USS Choctaw

Navyhistory.com
ABOUT US
History of Ships and Navies
Contact US
Navy Links

 

Other Sites
HistoryShopping.com
Navalshopping.com
Historycentral.com
America's Wars
Revolutionary War
War of 1812
Civil War
World War II
  US Aircraft of WW2
Vietnam War
Presidential Elections
NationbyNation.com
Multieducator Products

Chowanoc AT-100

Chowanoc

An Indian tribe of North Carolina.

(AT-100: dp. 1,240, 1. 206', b. 38'6"; dr. 16'4"; s. 16 k.;
cpl. 86, a. 1 3"; cl. Cherokee)

Chowanoc (AT-100) was launched 20 August 1943 by Charleston Shipbuilding and Dry Dock Co., Charleston S.C.; sponsored by Mrs. H. Hezlip; and commissioned 21 February 1944, Lieutenant R. F. Snipes in command.

Clearing Norfolk 4 April 1944 Chowanoc (reclassified ATF-100 16 May) arrived at Pearl Harbor 17 May for tug duty until 12 June. She arrived at Kwajalein 25 June to operate in the Marshall Islands on towing and salvage duty until 3 August when she began her participation in the Marianas operation, with towing duty from Eniwetok to Guam and Saipan.

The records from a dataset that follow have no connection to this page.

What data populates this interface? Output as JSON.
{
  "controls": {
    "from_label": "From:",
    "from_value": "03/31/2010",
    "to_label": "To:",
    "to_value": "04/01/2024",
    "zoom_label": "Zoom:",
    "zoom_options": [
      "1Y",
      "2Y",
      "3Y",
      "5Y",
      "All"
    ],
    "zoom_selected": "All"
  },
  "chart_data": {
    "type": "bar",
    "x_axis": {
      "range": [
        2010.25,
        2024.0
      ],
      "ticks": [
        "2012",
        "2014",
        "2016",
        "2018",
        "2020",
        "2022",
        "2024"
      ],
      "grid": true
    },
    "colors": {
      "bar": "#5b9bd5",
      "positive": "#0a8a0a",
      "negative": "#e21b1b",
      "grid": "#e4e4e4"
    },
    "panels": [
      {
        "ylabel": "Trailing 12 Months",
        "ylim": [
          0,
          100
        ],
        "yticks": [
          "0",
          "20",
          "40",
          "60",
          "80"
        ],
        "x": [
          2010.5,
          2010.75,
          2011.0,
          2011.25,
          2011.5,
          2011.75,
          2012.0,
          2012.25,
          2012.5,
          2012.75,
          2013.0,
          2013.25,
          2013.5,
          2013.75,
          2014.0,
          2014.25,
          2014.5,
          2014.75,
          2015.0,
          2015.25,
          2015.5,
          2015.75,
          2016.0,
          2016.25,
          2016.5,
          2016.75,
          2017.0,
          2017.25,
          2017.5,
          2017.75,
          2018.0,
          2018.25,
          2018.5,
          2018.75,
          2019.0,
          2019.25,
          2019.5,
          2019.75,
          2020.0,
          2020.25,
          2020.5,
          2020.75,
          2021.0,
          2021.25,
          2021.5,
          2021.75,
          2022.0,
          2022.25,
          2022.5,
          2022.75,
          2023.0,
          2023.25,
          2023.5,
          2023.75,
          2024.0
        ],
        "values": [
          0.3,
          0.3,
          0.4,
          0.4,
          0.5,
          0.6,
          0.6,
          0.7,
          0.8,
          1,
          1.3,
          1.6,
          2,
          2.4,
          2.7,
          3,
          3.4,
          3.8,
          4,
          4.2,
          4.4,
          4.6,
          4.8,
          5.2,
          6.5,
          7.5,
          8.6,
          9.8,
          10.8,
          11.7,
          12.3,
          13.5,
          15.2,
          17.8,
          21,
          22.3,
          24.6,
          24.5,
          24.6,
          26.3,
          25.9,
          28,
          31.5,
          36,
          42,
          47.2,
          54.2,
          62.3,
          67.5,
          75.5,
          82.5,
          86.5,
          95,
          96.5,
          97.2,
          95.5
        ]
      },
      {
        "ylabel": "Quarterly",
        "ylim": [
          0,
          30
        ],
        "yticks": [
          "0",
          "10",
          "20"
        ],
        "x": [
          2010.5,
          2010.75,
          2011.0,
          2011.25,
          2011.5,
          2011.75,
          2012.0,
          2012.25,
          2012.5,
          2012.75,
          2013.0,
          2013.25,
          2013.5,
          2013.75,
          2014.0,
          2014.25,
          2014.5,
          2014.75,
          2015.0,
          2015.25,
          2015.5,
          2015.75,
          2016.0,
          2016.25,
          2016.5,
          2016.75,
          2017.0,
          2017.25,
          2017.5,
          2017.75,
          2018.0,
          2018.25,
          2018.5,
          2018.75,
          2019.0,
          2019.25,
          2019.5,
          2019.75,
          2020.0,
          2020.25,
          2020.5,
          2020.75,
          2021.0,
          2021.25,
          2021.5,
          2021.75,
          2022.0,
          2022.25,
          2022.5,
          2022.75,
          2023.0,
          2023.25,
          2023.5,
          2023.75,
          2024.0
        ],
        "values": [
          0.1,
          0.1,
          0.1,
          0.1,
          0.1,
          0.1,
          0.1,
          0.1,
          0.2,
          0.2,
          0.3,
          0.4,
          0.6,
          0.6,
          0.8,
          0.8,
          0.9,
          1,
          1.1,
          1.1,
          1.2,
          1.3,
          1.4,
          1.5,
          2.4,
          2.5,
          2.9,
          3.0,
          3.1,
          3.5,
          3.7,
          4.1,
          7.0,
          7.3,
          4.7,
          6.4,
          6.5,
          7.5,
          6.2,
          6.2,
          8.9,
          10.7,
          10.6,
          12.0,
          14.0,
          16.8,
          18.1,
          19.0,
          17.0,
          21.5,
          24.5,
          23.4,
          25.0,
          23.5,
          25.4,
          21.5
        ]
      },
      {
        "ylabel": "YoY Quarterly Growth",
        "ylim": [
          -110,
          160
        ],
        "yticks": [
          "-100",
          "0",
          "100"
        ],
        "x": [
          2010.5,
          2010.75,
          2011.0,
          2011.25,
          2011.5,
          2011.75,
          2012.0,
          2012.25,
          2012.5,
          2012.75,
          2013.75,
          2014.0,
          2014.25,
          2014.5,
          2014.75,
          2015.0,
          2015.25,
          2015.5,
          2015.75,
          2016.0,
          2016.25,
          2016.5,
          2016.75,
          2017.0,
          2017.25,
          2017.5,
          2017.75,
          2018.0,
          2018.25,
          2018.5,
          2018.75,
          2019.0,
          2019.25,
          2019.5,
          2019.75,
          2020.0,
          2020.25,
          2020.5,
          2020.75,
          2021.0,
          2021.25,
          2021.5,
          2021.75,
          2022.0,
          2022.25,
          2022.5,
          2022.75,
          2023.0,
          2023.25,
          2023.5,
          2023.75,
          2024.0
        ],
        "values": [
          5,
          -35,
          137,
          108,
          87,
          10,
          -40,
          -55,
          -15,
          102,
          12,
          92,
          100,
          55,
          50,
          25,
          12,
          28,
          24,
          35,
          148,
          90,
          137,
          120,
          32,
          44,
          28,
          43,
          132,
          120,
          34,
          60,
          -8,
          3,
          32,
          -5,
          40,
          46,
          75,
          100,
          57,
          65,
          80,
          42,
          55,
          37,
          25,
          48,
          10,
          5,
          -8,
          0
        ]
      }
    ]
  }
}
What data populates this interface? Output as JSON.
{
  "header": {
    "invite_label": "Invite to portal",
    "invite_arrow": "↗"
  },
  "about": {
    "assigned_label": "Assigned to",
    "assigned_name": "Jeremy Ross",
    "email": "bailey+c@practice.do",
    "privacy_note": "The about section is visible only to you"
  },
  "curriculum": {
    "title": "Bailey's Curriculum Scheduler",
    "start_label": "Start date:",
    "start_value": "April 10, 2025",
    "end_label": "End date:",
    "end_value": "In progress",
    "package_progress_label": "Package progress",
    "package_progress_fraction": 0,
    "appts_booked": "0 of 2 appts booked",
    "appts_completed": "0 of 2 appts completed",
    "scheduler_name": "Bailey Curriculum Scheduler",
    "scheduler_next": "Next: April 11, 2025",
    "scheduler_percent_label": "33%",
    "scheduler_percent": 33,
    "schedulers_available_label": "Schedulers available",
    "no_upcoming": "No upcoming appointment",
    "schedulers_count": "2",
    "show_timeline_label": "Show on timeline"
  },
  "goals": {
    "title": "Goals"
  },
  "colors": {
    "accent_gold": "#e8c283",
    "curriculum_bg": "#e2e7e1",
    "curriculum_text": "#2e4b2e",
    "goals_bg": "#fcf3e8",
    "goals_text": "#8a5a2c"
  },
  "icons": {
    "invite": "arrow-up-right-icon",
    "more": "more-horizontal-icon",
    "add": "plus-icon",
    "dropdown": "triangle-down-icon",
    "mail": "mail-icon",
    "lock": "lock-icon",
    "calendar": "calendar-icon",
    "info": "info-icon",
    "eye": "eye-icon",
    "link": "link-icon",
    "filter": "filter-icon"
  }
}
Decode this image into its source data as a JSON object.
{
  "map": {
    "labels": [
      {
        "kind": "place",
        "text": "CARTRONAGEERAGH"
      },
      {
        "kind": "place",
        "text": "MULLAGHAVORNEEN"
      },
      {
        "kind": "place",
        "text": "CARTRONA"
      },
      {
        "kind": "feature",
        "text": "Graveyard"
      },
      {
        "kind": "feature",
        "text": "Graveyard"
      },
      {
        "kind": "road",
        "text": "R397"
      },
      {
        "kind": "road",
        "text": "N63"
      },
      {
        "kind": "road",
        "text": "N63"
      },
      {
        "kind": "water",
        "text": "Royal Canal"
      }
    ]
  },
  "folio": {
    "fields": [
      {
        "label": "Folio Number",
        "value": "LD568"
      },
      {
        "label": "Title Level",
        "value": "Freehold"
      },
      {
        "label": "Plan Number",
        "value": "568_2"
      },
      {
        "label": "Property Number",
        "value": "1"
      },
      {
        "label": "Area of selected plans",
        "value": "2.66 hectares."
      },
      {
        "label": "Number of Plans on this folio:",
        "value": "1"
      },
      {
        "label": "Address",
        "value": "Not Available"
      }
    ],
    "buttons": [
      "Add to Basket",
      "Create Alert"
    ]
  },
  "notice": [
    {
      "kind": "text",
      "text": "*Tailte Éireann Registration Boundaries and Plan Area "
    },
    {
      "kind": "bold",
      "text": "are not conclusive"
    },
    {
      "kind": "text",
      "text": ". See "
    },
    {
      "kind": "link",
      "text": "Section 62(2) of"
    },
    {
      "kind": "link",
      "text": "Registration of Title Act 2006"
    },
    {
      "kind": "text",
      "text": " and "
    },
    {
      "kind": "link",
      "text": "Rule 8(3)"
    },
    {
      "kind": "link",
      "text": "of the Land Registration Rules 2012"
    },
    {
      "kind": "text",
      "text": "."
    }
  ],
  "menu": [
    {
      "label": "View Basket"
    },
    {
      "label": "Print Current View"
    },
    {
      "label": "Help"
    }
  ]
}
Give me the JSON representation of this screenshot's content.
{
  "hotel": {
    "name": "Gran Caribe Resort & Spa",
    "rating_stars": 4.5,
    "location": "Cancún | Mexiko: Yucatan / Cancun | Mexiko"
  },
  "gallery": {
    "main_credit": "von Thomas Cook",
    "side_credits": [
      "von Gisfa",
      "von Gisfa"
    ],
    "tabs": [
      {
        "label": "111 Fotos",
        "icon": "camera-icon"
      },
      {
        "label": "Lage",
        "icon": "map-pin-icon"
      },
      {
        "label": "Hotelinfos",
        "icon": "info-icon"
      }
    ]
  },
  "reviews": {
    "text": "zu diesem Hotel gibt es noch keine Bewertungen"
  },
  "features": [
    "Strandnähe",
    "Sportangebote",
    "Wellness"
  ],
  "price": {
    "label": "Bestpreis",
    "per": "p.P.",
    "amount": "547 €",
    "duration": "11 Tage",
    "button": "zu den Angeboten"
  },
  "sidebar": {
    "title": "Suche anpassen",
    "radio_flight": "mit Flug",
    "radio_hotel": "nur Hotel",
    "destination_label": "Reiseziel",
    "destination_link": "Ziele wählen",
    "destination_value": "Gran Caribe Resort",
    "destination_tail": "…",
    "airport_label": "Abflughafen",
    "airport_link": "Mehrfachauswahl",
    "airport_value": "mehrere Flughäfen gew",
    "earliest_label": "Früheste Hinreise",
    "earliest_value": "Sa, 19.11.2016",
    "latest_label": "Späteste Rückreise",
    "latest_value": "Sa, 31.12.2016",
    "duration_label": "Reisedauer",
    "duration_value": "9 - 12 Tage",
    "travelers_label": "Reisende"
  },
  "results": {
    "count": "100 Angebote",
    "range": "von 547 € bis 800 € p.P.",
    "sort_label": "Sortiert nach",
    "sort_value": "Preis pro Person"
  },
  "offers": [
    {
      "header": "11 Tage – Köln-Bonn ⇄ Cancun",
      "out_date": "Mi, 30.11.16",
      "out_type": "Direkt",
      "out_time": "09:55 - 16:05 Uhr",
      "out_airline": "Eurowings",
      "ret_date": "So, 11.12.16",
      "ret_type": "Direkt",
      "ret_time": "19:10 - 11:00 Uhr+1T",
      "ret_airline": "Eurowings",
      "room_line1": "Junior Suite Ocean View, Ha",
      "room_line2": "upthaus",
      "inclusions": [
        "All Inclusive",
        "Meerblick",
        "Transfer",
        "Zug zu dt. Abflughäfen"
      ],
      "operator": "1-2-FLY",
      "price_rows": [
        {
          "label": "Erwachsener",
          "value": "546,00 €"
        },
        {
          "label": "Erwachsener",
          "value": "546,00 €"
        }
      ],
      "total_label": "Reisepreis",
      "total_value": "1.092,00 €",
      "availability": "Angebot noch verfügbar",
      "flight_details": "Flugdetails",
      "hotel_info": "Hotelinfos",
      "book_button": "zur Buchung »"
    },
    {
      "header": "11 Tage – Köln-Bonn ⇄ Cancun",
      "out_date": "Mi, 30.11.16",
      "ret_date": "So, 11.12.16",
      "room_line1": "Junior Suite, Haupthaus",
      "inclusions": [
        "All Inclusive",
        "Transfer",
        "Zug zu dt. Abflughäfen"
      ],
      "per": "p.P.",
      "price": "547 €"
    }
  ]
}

Chowanoc steamed from Manus 14 October 1944 to operate as a salvage tug during the invasion of Leyte from 20 to 24 October. Continuing her essential service during the epic Battle for Leyte Gulf, she came under heavy air attack and aided in downing several aircraft. She served in Leyte Gulf until 22 November, then prepared for the invasion of Lingayen Gulf on 9 and 10 January 1945. Chowanoc towed Kitkun Bay (CVE-71) after she was damaged 8 January until the escort carrier could regain power the next day. Chowanoc served as salvage tug at Lingayen Gulf until 26 February when she steamed to Ulithi for overhaul. Returning to San Pedro Bay 24 May, she served there until early July, when she joined the service group supporting the mighty 3d Fleet in its final operations against Japan.

Chowanoc served the Fleet at Guam, Okinawa, and in the Marshall Islands until she returned to Pearl Harbor 27 February 1946. Here she joined JTF 1 for the atomic weapons tests called Operation "Crossroads," during which she operated between Bikini and Kwajalein. From 1947 into 1950, Chowanoc gave service in the Hawaiian Islands, at San Francisco and San Diego, and for extended periods at Samoa, Guam, Saipan, EnIwetok and Kwajalein. Between December 1950 and April 1952 she offered tug and salvage services in Alaskan waters then returned to local operations at San Diego.

The tug sailed from Long Beach 28 March 1963 to operate as harbor tug at Yokosuka, Japan, where the harbor was thronged with the ships waging the Korean war. She returned to San Diego 29 October. A second Far Eastern tour in 1954 and 1955 was followed by operations along the west coast, in Alaskan waters, and short towing voyages to Pearl Harbor until March 1969 when she sailed for 6 months duty in Japan. In May 1960, Chowanoc sailed once more for tour of duty in Alaskan waters. Upon her return to San Diego, 29 August, the tug resumed operations along the west coast for the remainder of 1960.

Chowanoc received four battle stars for World War II service; and one for the Korean war.